Assignment: Check every line of the data for the word "Operators", and copy those that have it.

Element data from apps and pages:
┌────────

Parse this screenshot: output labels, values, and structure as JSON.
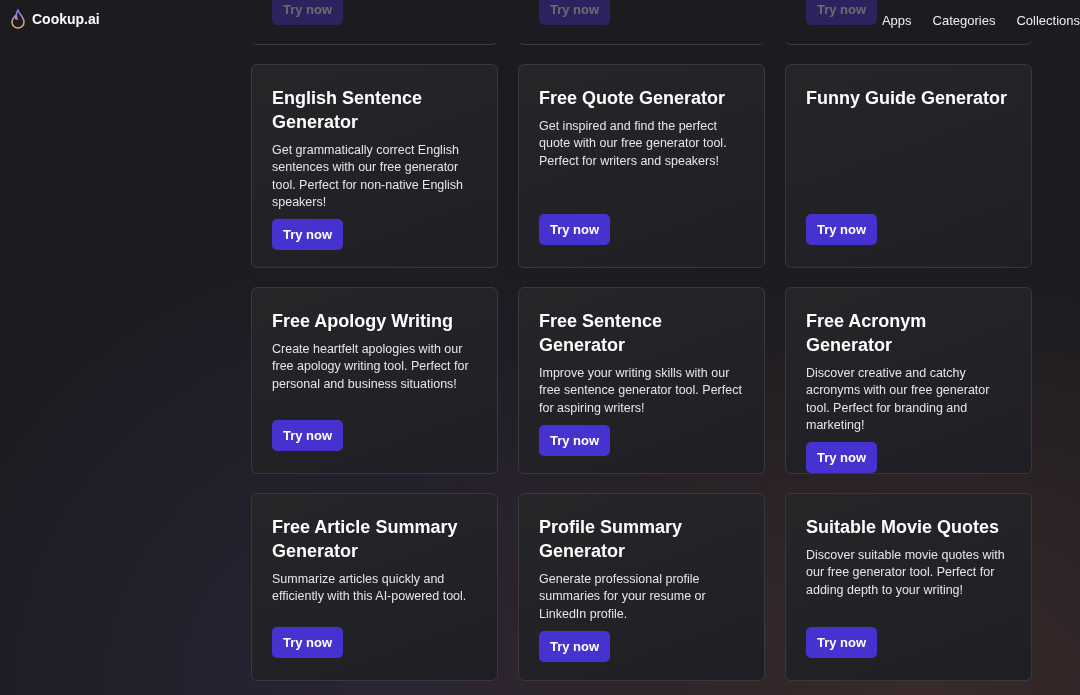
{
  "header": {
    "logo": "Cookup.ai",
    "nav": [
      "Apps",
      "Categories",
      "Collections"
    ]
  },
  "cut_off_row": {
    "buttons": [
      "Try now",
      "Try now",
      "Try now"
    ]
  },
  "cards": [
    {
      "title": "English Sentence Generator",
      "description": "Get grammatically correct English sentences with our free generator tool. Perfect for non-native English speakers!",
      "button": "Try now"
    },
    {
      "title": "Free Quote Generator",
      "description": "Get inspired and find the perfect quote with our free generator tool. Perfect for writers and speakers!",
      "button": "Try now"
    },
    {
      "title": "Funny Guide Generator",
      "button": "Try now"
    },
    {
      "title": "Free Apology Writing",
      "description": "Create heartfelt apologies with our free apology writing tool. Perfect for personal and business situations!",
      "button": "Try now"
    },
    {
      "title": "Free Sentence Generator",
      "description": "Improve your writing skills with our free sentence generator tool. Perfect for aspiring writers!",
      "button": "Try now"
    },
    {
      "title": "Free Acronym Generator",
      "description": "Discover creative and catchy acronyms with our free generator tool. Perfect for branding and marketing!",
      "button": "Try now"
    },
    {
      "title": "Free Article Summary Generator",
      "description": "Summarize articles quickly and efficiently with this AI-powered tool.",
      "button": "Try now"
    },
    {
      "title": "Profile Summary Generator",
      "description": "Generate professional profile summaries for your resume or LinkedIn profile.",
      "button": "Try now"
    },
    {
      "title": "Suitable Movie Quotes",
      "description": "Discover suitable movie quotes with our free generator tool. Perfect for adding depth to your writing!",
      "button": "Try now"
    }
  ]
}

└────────
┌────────

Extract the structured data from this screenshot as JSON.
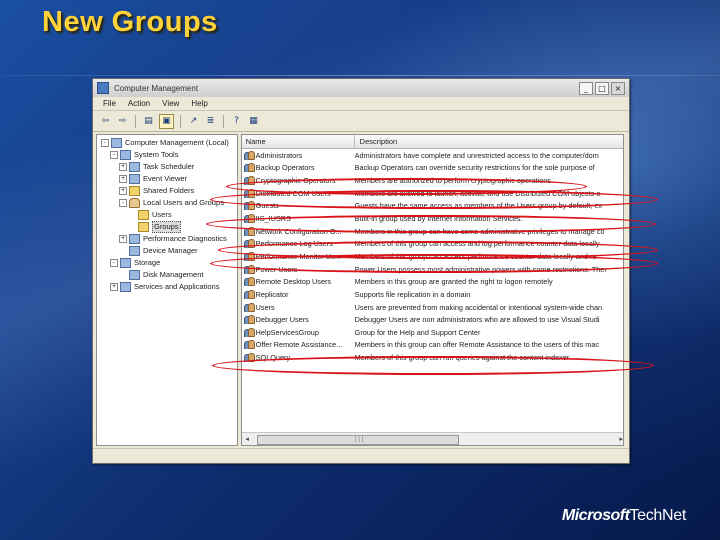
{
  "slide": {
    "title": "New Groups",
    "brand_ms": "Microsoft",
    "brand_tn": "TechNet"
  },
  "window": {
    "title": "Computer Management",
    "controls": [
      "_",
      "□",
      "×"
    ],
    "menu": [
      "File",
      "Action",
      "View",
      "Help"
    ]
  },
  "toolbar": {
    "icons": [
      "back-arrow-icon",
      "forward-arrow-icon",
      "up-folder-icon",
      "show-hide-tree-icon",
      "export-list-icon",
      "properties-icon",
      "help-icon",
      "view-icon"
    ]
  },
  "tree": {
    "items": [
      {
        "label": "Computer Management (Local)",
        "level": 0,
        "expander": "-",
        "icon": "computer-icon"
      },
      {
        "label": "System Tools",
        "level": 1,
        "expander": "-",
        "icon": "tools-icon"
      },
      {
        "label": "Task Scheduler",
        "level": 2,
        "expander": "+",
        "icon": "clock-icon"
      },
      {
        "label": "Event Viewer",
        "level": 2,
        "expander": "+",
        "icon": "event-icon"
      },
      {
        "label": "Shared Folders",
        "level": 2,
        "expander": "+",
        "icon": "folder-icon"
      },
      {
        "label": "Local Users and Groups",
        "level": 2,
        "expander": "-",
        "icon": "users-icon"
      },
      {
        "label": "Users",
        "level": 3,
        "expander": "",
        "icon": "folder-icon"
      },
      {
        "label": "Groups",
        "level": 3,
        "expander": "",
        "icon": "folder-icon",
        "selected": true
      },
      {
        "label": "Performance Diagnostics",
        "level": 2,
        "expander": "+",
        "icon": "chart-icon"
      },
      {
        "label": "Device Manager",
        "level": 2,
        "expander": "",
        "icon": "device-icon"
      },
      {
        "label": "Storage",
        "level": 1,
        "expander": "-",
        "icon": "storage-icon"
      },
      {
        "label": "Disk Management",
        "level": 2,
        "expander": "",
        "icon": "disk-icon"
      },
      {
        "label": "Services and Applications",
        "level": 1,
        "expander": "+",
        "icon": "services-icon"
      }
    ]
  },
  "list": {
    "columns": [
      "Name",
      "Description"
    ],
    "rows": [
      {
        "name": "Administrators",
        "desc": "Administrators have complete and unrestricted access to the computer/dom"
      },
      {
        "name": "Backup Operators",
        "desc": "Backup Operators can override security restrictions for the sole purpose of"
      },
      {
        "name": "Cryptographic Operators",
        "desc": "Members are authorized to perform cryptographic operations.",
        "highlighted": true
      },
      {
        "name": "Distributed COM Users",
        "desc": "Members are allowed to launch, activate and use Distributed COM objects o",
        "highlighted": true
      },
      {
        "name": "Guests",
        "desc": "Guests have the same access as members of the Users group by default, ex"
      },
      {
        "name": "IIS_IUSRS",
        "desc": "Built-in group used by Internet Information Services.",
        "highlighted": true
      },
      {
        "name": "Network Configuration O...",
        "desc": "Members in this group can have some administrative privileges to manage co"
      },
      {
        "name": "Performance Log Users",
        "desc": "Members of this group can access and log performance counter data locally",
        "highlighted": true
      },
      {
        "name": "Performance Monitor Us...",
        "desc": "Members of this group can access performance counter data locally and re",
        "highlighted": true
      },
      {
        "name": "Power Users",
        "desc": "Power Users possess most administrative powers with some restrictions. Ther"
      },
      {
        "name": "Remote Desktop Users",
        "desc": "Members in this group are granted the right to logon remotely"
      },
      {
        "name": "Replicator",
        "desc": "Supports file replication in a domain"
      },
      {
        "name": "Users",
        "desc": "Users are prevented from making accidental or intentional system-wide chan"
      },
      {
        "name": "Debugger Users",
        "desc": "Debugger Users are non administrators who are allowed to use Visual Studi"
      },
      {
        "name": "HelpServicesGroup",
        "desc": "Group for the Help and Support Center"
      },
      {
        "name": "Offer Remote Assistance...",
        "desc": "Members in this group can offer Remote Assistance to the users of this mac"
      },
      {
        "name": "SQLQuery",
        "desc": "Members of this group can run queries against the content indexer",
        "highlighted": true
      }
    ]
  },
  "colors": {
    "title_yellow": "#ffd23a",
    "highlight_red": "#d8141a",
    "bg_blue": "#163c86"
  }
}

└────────

Answer space:
        "name": "Backup Operators",
        "desc": "Backup Operators can override security restrictions for the sole purpose of"
        "name": "Cryptographic Operators",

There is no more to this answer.